Data shown: Begin
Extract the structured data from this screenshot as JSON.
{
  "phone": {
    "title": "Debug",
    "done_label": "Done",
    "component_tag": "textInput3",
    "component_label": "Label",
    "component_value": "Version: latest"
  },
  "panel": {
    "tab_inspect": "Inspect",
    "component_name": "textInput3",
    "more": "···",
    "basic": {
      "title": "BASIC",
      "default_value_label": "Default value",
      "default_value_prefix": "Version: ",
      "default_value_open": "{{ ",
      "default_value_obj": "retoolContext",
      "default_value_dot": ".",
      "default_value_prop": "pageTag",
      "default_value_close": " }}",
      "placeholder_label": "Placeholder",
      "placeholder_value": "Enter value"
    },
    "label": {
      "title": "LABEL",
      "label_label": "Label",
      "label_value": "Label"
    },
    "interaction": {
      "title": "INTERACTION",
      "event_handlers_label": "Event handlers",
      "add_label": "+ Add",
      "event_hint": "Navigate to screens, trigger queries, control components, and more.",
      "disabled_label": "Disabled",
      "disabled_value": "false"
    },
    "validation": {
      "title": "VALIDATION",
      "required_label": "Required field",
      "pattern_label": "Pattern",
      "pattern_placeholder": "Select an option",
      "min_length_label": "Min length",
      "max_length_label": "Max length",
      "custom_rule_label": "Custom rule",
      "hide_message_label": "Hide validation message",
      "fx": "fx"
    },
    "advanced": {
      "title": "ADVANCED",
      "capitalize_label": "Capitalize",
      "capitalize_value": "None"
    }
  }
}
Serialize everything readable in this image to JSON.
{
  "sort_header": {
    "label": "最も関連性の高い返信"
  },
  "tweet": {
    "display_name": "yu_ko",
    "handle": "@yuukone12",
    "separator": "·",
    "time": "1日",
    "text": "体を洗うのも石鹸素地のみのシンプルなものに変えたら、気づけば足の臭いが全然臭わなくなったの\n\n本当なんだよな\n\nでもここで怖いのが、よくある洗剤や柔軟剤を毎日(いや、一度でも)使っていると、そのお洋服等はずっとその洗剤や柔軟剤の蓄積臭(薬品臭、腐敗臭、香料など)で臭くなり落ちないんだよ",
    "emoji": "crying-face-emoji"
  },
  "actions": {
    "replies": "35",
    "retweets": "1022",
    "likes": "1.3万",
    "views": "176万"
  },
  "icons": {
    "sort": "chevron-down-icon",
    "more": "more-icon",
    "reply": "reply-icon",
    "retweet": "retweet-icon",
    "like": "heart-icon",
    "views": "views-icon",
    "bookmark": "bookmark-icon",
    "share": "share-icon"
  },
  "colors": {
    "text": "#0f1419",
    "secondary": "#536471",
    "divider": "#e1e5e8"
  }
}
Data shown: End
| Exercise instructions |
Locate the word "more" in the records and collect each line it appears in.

| Answer |
    "more": "···",
      "event_hint": "Navigate to screens, trigger queries, control components, and more.",
    "more": "more-icon",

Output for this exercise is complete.